(Provided entries Opens)

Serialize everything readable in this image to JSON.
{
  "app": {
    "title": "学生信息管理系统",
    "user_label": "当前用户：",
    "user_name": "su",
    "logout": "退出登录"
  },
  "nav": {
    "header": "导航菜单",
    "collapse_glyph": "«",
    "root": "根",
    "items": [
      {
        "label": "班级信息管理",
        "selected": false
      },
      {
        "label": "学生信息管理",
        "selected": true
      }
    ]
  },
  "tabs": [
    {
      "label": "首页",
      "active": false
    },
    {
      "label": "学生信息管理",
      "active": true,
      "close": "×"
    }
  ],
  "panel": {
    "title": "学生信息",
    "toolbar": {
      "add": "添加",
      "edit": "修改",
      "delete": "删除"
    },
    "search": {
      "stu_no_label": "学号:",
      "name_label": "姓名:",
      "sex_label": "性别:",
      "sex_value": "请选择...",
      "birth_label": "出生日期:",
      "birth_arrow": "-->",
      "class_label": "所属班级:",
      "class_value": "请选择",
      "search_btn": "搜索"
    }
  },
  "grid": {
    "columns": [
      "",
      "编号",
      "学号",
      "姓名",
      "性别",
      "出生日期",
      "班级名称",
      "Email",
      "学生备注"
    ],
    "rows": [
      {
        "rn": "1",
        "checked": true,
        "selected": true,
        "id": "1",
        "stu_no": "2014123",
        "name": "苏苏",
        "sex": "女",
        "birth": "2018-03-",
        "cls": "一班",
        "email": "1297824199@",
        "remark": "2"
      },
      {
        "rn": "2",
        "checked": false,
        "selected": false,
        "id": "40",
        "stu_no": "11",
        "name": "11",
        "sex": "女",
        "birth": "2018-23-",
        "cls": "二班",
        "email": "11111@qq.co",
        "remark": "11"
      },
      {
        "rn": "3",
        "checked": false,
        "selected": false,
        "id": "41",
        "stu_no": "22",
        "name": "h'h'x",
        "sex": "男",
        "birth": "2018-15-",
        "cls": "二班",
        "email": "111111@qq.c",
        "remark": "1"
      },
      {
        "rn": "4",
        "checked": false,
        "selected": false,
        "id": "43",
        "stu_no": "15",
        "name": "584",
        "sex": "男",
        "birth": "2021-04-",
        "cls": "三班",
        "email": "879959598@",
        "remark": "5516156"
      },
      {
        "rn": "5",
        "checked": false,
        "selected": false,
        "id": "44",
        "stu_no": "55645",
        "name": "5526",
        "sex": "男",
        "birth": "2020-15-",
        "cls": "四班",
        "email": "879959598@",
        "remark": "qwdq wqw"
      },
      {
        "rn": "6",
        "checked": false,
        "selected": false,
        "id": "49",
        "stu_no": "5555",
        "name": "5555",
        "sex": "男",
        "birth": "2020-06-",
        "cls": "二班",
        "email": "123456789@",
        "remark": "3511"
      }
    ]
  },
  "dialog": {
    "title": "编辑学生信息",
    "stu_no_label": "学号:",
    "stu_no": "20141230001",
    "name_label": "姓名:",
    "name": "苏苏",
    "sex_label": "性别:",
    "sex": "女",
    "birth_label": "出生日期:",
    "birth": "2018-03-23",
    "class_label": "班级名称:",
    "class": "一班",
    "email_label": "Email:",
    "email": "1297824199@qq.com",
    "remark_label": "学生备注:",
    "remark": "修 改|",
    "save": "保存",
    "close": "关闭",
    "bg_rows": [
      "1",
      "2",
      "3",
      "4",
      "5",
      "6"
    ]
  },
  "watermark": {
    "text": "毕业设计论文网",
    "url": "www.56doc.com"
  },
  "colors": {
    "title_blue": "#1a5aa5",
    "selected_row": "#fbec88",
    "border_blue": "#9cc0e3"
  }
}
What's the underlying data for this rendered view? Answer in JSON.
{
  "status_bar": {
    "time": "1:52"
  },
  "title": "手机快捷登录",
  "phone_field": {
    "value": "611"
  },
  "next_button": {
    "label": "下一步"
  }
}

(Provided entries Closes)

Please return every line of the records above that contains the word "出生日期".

* Reply to the exercise
      "birth_label": "出生日期:",
      "出生日期",
    "birth_label": "出生日期:",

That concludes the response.